SAN DIEGO — KUSI-TV (Channel 51) has filed a formal request with the Federal Communications Commission to force the Fox Broadcasting Co. to drop Mexican-licensed XETV (Channel 6) as an affiliate.
The request is the first salvo in what could be a long battle over the lucrative San Diego rights to air Fox's "The Simpsons" and other shows.
"Before they go to a foreign station, if there is a station comparable, they should use the U.S. station first," Channel 51 owner Michael McKinnon said. His station would be the likely benefactor should the FCC agree with him.
There is a parallel for such an argument. XETV was an ABC affiliate until the 1960s, when the owners of Channel 39, then known as KCST, sued to force ABC to drop the Mexican-based station. After years of legal wrangling, the effort eventually succeeded, and ABC moved to Channel 39.
But XETV general manager Martin Colby says there is no relationship between the ABC case and the current situation. For one, unlike ABC, Fox is still not legally classified as a network. That position was buoyed by the FCC's decision last week to continue to classify Fox--which is resisting efforts to be classified as a network--as a non-network as long as it doesn't send out more than 15 hours a week of national programming. It now programs 11 hours a week, including "The Simpsons," "Married With Children" and "In Living Color." Being classified as a network would severely hamper Fox, especially in the big-money syndication business.
"Now that the commission has decided that Fox is not a network, you can reach your own conclusion about the fate of Mr. McKinnon's petition," Colby said.
McKinnon said he doesn't expect the commission to consider his request, filed in March, for at least six months.
McKinnon's fight is with Fox, not XETV. He said he has been trying to persuade Fox for six months to switch affiliations without any success.
"They basically told us to go peddle our papers," McKinnon said.
Colby is not without clout at Fox. He serves on the board of directors of the Fox affiliates and is a former chairman of the organization.
Preston Padden, Fox's senior vice president of affiliates, said, "We are delighted with our association with Channel 6, period. We believe the KUSI petition is completely without merit."
In a sense, McKinnon is asking the FCC to make a new rule. That will be difficult, for a variety of legal reasons. Not only is Fox not legally considered a network, but XETV manages to skirt another part of McKinnon's case by employing an unusual system for carrying the Fox shows.
Most network affiliates pick up a show via satellite and instantaneously broadcast it to viewers.
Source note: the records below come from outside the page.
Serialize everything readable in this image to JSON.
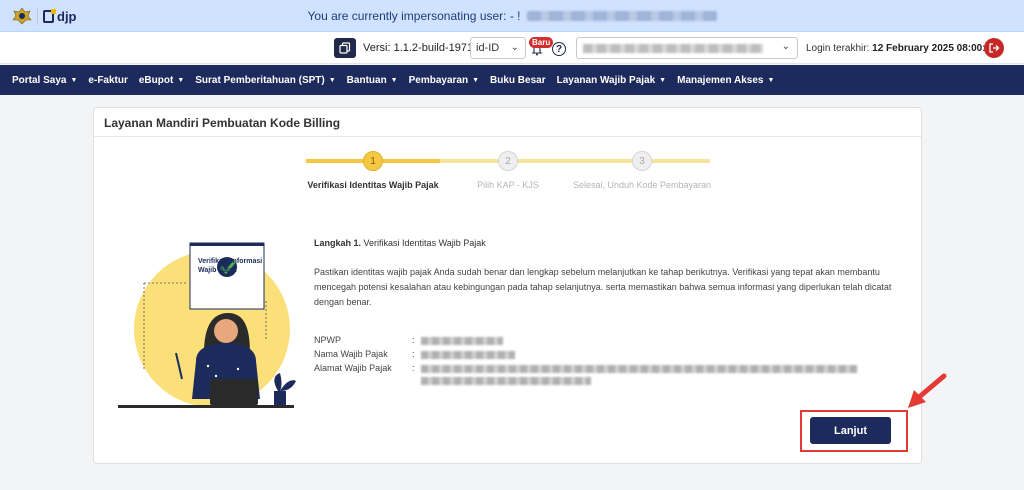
{
  "banner": {
    "text": "You are currently impersonating user: - !"
  },
  "header": {
    "logo_text": "djp",
    "version_label": "Versi:",
    "version_value": "1.1.2-build-1971",
    "language": "id-ID",
    "badge": "Baru",
    "help": "?",
    "last_login_label": "Login terakhir:",
    "last_login_value": "12 February 2025 08:00:05"
  },
  "nav": {
    "items": [
      "Portal Saya",
      "e-Faktur",
      "eBupot",
      "Surat Pemberitahuan (SPT)",
      "Bantuan",
      "Pembayaran",
      "Buku Besar",
      "Layanan Wajib Pajak",
      "Manajemen Akses"
    ]
  },
  "card": {
    "title": "Layanan Mandiri Pembuatan Kode Billing",
    "steps": [
      {
        "number": "1",
        "label": "Verifikasi Identitas Wajib Pajak"
      },
      {
        "number": "2",
        "label": "Pilih KAP - KJS"
      },
      {
        "number": "3",
        "label": "Selesai, Unduh Kode Pembayaran"
      }
    ],
    "illustration_title": "Verifikasi Informasi Wajib Pajak",
    "step_heading_label": "Langkah 1.",
    "step_heading_text": "Verifikasi Identitas Wajib Pajak",
    "description": "Pastikan identitas wajib pajak Anda sudah benar dan lengkap sebelum melanjutkan ke tahap berikutnya. Verifikasi yang tepat akan membantu mencegah potensi kesalahan atau kebingungan pada tahap selanjutnya. serta memastikan bahwa semua informasi yang diperlukan telah dicatat dengan benar.",
    "fields": [
      {
        "label": "NPWP",
        "colon": ":"
      },
      {
        "label": "Nama Wajib Pajak",
        "colon": ":"
      },
      {
        "label": "Alamat Wajib Pajak",
        "colon": ":"
      }
    ],
    "next_button": "Lanjut"
  },
  "colors": {
    "navy": "#1c2a5c",
    "step_active": "#f5c842",
    "step_track": "#f7e3a0",
    "highlight": "#e53935"
  },
  "icons": [
    "kemenkeu-emblem-icon",
    "djp-logo-icon",
    "copy-icon",
    "chevron-down-icon",
    "bell-icon",
    "help-icon",
    "logout-icon",
    "check-shield-icon",
    "arrow-icon"
  ]
}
But XETV tapes the Fox shows off the satellite when they air in Eastern time zones, then transports the tapes across the border for transmission.
By using this system, XETV officials can honestly say they are not directly transmitting the signals of a U.S. programming entity, which may be an important point to the FCC. For example, U.S.-based radio companies that operate Mexican stations, such as Noble Broadcasting and XTRA, need a special waiver to directly transmit their signals from the American side of the border to their Mexican transmitter.
Under the tape system, XETV "doesn't violate any rules or regulations," Colby said, and doesn't even need a waiver.
McKinnon says that XETV and Fox may not be breaking any laws, but that they are operating unfairly and hypocritically. He says Fox originally argued before the FCC for a special waiver of network guidelines by saying it was going to help small, independent UHF stations, such as Channel 51, and now it is arguing that it wants to stick with a VHF station, Channel 6.
But Padden said that argument won't work with the FCC. "Out of our 134 affiliates, all but 17 are UHF, and that record speaks for itself," he said.
Beyond the technical arguments, McKinnon believes Channel 51 is a better fit for Fox. For example, KUSI has started a news operation, and Fox has repeatedly said it would like its affiliates to have a news presence.
Colby counters that McKinnon is simply using emotional arguments in an attempt to persuade the commission to see his point of view.
"What Mr. McKinnon is doing is waving the red, white and blue," Colby said.